Provided records:
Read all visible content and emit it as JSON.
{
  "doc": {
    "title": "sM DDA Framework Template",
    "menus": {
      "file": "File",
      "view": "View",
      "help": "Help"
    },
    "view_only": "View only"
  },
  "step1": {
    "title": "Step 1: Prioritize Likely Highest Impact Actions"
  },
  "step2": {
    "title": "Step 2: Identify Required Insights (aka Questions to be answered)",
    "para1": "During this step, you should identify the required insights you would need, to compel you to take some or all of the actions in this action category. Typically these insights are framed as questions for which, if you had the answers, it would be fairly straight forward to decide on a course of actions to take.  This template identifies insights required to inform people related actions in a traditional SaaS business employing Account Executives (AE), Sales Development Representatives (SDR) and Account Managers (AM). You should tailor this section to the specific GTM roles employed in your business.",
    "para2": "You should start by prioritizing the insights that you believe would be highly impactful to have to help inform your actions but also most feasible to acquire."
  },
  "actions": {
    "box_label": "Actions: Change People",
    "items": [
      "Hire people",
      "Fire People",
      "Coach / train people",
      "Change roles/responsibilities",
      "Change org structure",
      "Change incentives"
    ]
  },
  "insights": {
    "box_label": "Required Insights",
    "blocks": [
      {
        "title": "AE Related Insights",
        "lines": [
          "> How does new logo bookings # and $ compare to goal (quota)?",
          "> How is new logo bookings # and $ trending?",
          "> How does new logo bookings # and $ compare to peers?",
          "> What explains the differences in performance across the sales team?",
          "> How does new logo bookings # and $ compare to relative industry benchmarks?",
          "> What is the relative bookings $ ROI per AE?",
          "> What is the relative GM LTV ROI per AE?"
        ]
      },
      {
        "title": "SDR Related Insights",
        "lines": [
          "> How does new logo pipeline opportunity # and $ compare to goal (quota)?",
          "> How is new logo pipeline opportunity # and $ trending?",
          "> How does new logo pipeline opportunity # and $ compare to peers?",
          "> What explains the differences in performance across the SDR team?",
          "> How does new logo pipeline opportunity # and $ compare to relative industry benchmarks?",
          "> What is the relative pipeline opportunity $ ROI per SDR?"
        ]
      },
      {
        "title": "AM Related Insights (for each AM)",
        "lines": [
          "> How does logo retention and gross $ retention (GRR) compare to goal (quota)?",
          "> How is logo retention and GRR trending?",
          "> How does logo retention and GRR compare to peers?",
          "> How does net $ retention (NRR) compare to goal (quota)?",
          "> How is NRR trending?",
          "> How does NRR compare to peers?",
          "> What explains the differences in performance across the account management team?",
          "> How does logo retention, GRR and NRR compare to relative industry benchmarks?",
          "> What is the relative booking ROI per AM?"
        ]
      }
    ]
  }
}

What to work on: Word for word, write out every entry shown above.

Exercise response:
Read all visible content and emit it as JSON.
{
  "doc": {
    "title": "sM DDA Framework Template",
    "menus": {
      "file": "File",
      "view": "View",
      "help": "Help"
    },
    "view_only": "View only"
  },
  "step1": {
    "title": "Step 1: Prioritize Likely Highest Impact Actions"
  },
  "step2": {
    "title": "Step 2: Identify Required Insights (aka Questions to be answered)",
    "para1": "During this step, you should identify the required insights you would need, to compel you to take some or all of the actions in this action category. Typically these insights are framed as questions for which, if you had the answers, it would be fairly straight forward to decide on a course of actions to take.  This template identifies insights required to inform people related actions in a traditional SaaS business employing Account Executives (AE), Sales Development Representatives (SDR) and Account Managers (AM). You should tailor this section to the specific GTM roles employed in your business.",
    "para2": "You should start by prioritizing the insights that you believe would be highly impactful to have to help inform your actions but also most feasible to acquire."
  },
  "actions": {
    "box_label": "Actions: Change People",
    "items": [
      "Hire people",
      "Fire People",
      "Coach / train people",
      "Change roles/responsibilities",
      "Change org structure",
      "Change incentives"
    ]
  },
  "insights": {
    "box_label": "Required Insights",
    "blocks": [
      {
        "title": "AE Related Insights",
        "lines": [
          "> How does new logo bookings # and $ compare to goal (quota)?",
          "> How is new logo bookings # and $ trending?",
          "> How does new logo bookings # and $ compare to peers?",
          "> What explains the differences in performance across the sales team?",
          "> How does new logo bookings # and $ compare to relative industry benchmarks?",
          "> What is the relative bookings $ ROI per AE?",
          "> What is the relative GM LTV ROI per AE?"
        ]
      },
      {
        "title": "SDR Related Insights",
        "lines": [
          "> How does new logo pipeline opportunity # and $ compare to goal (quota)?",
          "> How is new logo pipeline opportunity # and $ trending?",
          "> How does new logo pipeline opportunity # and $ compare to peers?",
          "> What explains the differences in performance across the SDR team?",
          "> How does new logo pipeline opportunity # and $ compare to relative industry benchmarks?",
          "> What is the relative pipeline opportunity $ ROI per SDR?"
        ]
      },
      {
        "title": "AM Related Insights (for each AM)",
        "lines": [
          "> How does logo retention and gross $ retention (GRR) compare to goal (quota)?",
          "> How is logo retention and GRR trending?",
          "> How does logo retention and GRR compare to peers?",
          "> How does net $ retention (NRR) compare to goal (quota)?",
          "> How is NRR trending?",
          "> How does NRR compare to peers?",
          "> What explains the differences in performance across the account management team?",
          "> How does logo retention, GRR and NRR compare to relative industry benchmarks?",
          "> What is the relative booking ROI per AM?"
        ]
      }
    ]
  }
}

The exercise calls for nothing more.